A short ride in Trujillo will take you to Chan Chan, the former home of the Chimu Kingdom. This pre-Columbian adobe city is famous for its geometrical patterns and is the largest archaeological city in South America! From Chan Chan you will pay a visit to the beach village of Huanchaco, known for its “caballitos de totora” (small reed boats used for fishing). (3h.)
Huacas del Sol y La Luna and Huaca Dragon (3 hours)

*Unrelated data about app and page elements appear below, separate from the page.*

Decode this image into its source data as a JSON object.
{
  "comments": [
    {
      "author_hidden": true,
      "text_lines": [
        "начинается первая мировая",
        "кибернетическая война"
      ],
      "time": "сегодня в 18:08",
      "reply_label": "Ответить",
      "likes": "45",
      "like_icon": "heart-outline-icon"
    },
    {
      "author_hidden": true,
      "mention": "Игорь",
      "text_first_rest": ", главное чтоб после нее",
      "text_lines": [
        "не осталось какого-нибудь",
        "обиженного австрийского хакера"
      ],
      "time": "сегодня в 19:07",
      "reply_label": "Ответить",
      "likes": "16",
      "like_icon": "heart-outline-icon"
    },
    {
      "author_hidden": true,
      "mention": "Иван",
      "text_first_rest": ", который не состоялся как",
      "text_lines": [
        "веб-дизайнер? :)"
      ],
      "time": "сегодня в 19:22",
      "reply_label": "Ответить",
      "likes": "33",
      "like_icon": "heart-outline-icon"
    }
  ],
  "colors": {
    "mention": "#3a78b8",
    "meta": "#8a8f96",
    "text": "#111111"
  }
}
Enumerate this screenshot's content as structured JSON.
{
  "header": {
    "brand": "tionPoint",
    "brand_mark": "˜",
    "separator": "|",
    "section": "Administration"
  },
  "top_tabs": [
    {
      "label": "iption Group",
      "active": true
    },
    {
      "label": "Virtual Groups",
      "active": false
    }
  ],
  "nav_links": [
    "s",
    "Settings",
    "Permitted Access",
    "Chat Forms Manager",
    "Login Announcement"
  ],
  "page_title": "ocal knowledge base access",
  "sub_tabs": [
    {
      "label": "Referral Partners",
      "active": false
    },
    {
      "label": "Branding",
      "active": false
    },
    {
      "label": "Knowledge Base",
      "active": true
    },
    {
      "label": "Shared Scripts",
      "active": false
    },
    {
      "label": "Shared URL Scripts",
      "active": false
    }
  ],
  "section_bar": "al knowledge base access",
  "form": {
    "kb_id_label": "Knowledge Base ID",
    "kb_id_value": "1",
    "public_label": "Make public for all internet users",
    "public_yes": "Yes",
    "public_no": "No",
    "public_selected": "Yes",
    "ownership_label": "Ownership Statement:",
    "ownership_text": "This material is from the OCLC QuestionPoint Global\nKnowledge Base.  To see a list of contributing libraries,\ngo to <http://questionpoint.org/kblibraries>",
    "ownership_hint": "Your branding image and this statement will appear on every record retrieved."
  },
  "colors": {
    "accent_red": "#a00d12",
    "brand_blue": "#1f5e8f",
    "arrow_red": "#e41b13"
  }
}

Visit one of the most important centers of the ancient Moche. This pre-Inca civilization, a warrior culture, once dominated the valleys of the northern coast of Peru. Experience the amazing adobe engineering of the Temple of the Sun (sol), the tallest pyramid in the Americas at a height of 48 meters, which is estimated to have involved over 200,000 workers in its construction and over 140 million adobe bricks. Steps away is the temple of the Moon (Luna), the Moche political center where recently uncovered friezes of mystical images are believed to belong to a divinity of sacrifices. A stop is made at Huaca Dragon to visit this restored, pyramidal, adobe temple consecrated to the rainbow, with beautiful bas-reliefs and a small archaeological museum.
Calipuy Off the beaten path nature tour from Trujillo

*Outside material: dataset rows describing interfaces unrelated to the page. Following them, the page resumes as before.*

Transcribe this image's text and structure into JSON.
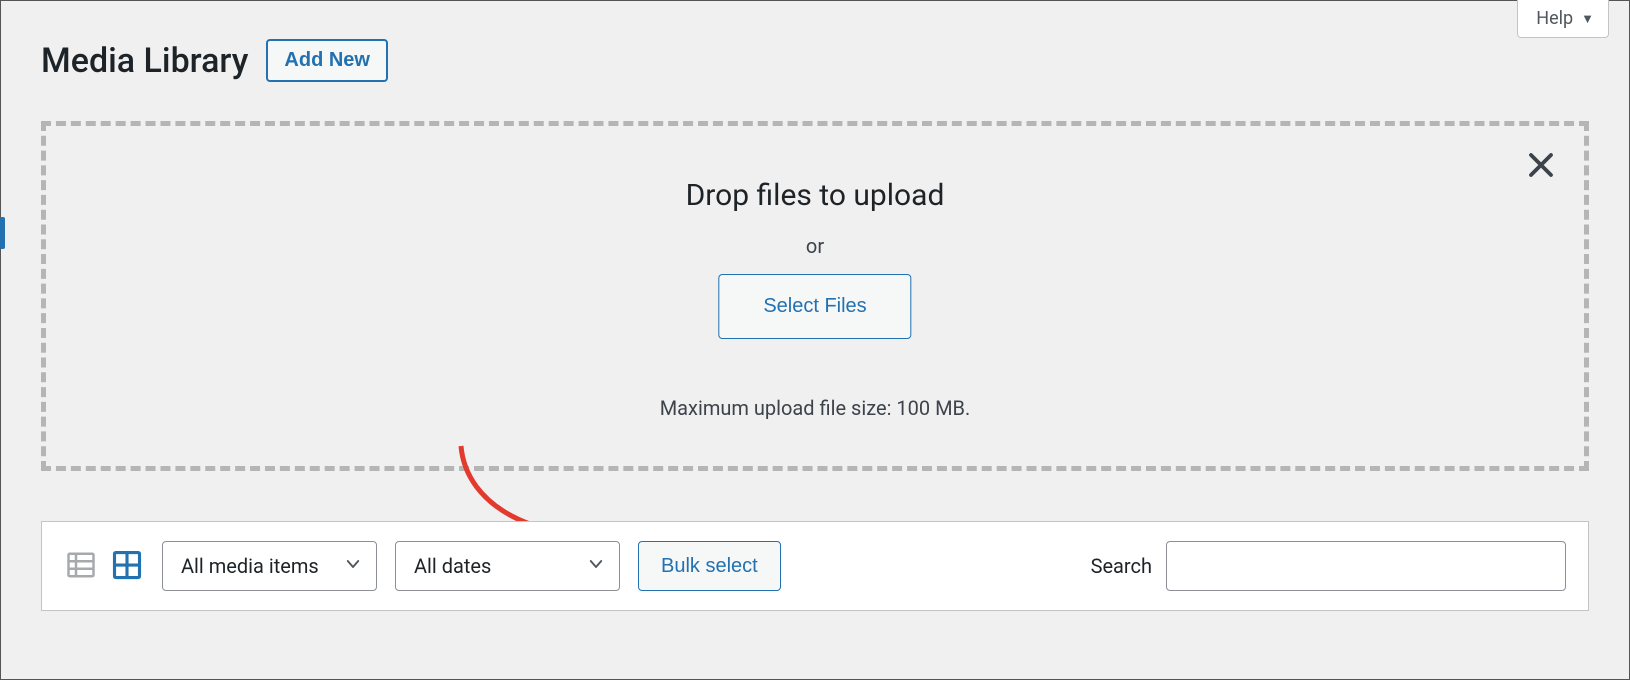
{
  "help": {
    "label": "Help"
  },
  "header": {
    "page_title": "Media Library",
    "add_new": "Add New"
  },
  "dropzone": {
    "title": "Drop files to upload",
    "or": "or",
    "select_files": "Select Files",
    "max_size": "Maximum upload file size: 100 MB."
  },
  "toolbar": {
    "media_filter": "All media items",
    "date_filter": "All dates",
    "bulk_select": "Bulk select",
    "search_label": "Search",
    "search_value": ""
  }
}
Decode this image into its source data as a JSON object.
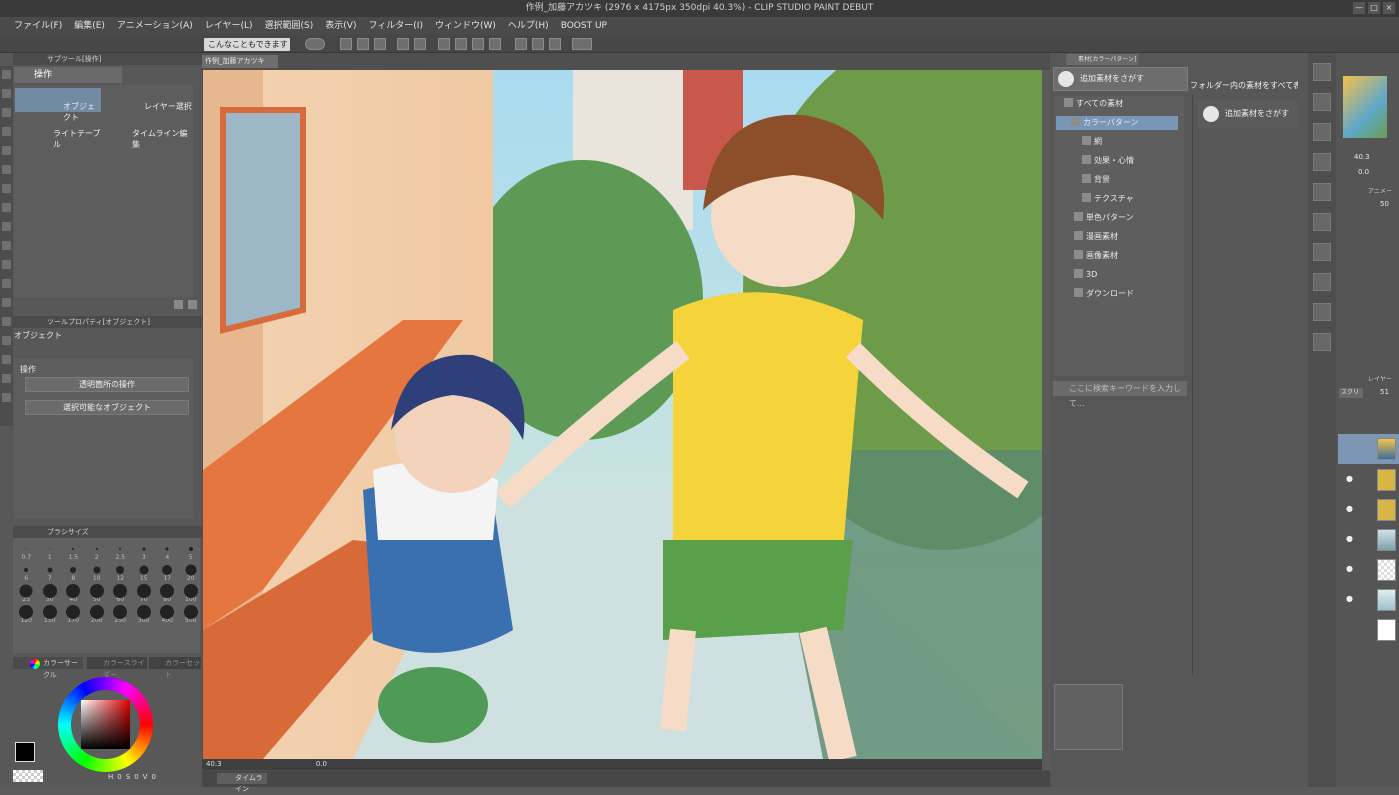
{
  "window": {
    "title": "作例_加藤アカツキ (2976 x 4175px 350dpi 40.3%) - CLIP STUDIO PAINT DEBUT",
    "min": "—",
    "max": "□",
    "close": "×"
  },
  "menu": [
    "ファイル(F)",
    "編集(E)",
    "アニメーション(A)",
    "レイヤー(L)",
    "選択範囲(S)",
    "表示(V)",
    "フィルター(I)",
    "ウィンドウ(W)",
    "ヘルプ(H)",
    "BOOST UP"
  ],
  "command": {
    "search_label": "こんなこともできます"
  },
  "sub_tool": {
    "header": "サブツール[操作]",
    "active": "操作",
    "items": [
      "オブジェクト",
      "レイヤー選択",
      "ライトテーブル",
      "タイムライン編集"
    ]
  },
  "tool_property": {
    "header": "ツールプロパティ[オブジェクト]",
    "title": "オブジェクト",
    "section": "操作",
    "dropdown1": "透明箇所の操作",
    "dropdown2": "選択可能なオブジェクト"
  },
  "brush_size": {
    "header": "ブラシサイズ",
    "sizes": [
      "0.7",
      "1",
      "1.5",
      "2",
      "2.5",
      "3",
      "4",
      "5",
      "6",
      "7",
      "8",
      "10",
      "12",
      "15",
      "17",
      "20",
      "25",
      "30",
      "40",
      "50",
      "60",
      "70",
      "80",
      "100",
      "120",
      "150",
      "170",
      "200",
      "250",
      "300",
      "400",
      "500"
    ]
  },
  "color": {
    "tab1": "カラーサークル",
    "tab2": "カラースライダー",
    "tab3": "カラーセット",
    "main": "#000000",
    "sub": "#ffffff",
    "hsv": [
      "H",
      "0",
      "S",
      "0",
      "V",
      "0"
    ]
  },
  "document": {
    "tab": "作例_加藤アカツキ",
    "zoom": "40.3",
    "angle": "0.0"
  },
  "timeline": {
    "tab": "タイムライン"
  },
  "material": {
    "tab": "素材[カラーパターン]",
    "find_button": "追加素材をさがす",
    "folder_all": "フォルダー内の素材をすべて表示",
    "find_button2": "追加素材をさがす",
    "tree": [
      "すべての素材",
      "カラーパターン",
      "網",
      "効果・心情",
      "背景",
      "テクスチャ",
      "単色パターン",
      "漫画素材",
      "画像素材",
      "3D",
      "ダウンロード"
    ],
    "search_placeholder": "ここに検索キーワードを入力して..."
  },
  "navigator": {
    "zoom": "40.3",
    "angle": "0.0",
    "anim_tab": "アニメー",
    "value": "50"
  },
  "layers": {
    "tab": "レイヤー",
    "blend": "スクリ",
    "opacity": "51"
  }
}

We head towards the south to the Sanctuary and National Reserve of Calipuy, which has a 4500 hectare extension and is located in the Provinces of Virú and Santiago de Chuco. In there, one of the largest woods of Puya Raimondii, a rare species of wild flora belonging to the family of the Bromeliads, is protected. This plant has the largest inflorescence in the world, which happens only once along it’s approximately 100 years of life. Among the wild fauna there are the Andean fox (Pseudalopex culpaeus), the White Tailed Deer (Odocoileus virginianus), the Vizcacha (Lagidium peruanum), the Puna Tinamou (Tinamotis pentlandii) and the Aplomado Falcon (Falco femoralis).
Chiclayo and Trujillo 5 Days/ 4 Nights Suggested Package
A quite complete 5 days trip in the past of the most spectacular remains of the coastal cultures of north Peru: Mochica, Sicán and Chimú and a visit to the colonial cities and traditions of Chiclayo and Trujillo.